Weber Canyon has always been the most important gateway into the Great Salt Lake Valley. Through its portals passed many notable persons of early Utah history including John Weber, a trapper, who is supposed to have been killed by Indians in the winter of 1828-29, Etienne Provost, who in 1824 reported one of the first explorations of the river, Osborne Russell, who reported exploration in 1841.
In 1846 California emigrants took the first wagons down into Weber Canyon encountering many hardships and suffering severe losses. They included the James Hudspeth, Bryant Russell, Young and Harlan parties.

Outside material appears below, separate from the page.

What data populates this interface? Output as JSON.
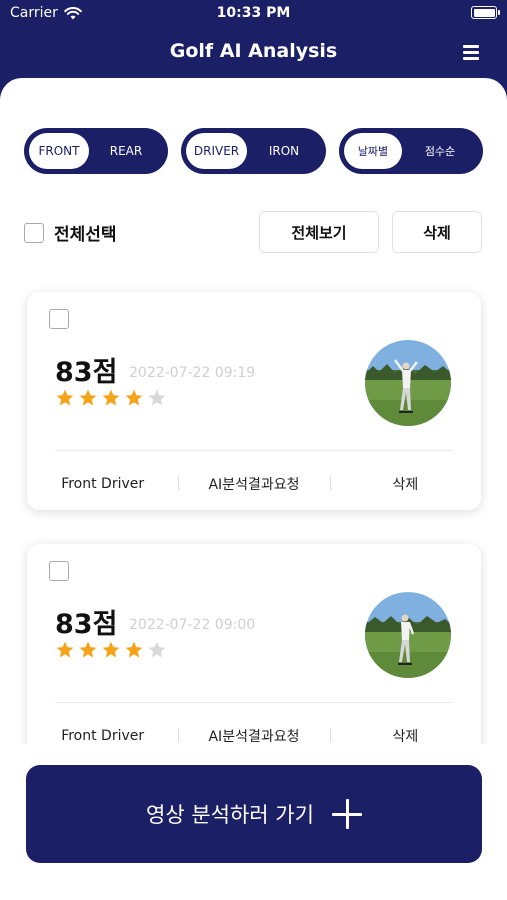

In this vicinity, the Donner-Reed party of 1846 which later met a tragic fate on the east slope of the Sierras in California turned southwest and blazed a trail through the mountains to the Salt Lake Valley. This trail was followed by the Mormon Pioneers in 1847, the California Gold Rush emigrants in 1849-50, the Mormon Handcart Pioneers and Overland Stage in 1856, and the Pony Express 1860-61.
Founded by Summit County Restaurant Tax and Summit County Historical Society. Built in 1990 by Boy Scouts of American Troop 681 and restored in 1999 by D. H. Evans Varsity Scout Team 523 Eagle Scout Project. The aging wood was replaced with steel in 2015 by Summit County Historical Society.
Under the leadership of Brigham Young the “Mormon” pioneers exploring their way to the valley of The Great Salt Lake passed here July 15 to 20, 1847. Orson Pratt’s advance company reached here July 15, others following at intervals. The rear company, including Brigham Young, who was ill with mountain fever encamped near here July 20.
The trail turned to the left at this point to avoid Weber Canyon, the impassable to wagon trains, ascending Henefer Creek to its head and passing thence into East Canyon approximately along the route now traversed by the highway.
This historic marker is U.P.T.L.A. Marker # 4 and a pony express trail marker and it is located at the southwest corner of 100 North and Main Street in Henefer, Utah.
- Other UPTLA Markers are listed here.
Woodland Cash Store
There was a time when most of Woodland‘s residents worked and played where they lived, using local services and relying on the general store for most of their supplies.
This small building supplied nearly everything the community needed for nearly sixty years. Hyrum Winterton and his oldest son, Harold, sold everything from fresh meat, eggs and dairy products to appliances, clothing, nuts and bolts, coal and hay-baling wire, and even pumped gas. They used their trucks to deliver locally produced goods to the Salt Lake and Provo valleys, returning with feed and supplies for local residents.
Hyrum Winterton moved his family to the Woodland Valley because his Charleston farm was destined to be flooded by Deer Creek Reservoir. He purchased a fire-gutted building in the early 1930s, cleared the lot and began construction of this building. Though he hired a mason from Midway to lay the eight-inch-thick brick walls, he and his family built most of the structure.
When Harold died in a truck accident while delivering cattle, Hyrum’s daughter and son-in-law, Luella and Lamont Walker became the sole owners of the shop. After Lamont Walker passed away in 1971, Luella continued to run the store, selling sewing and craft supplies, until she sold the building in 1987.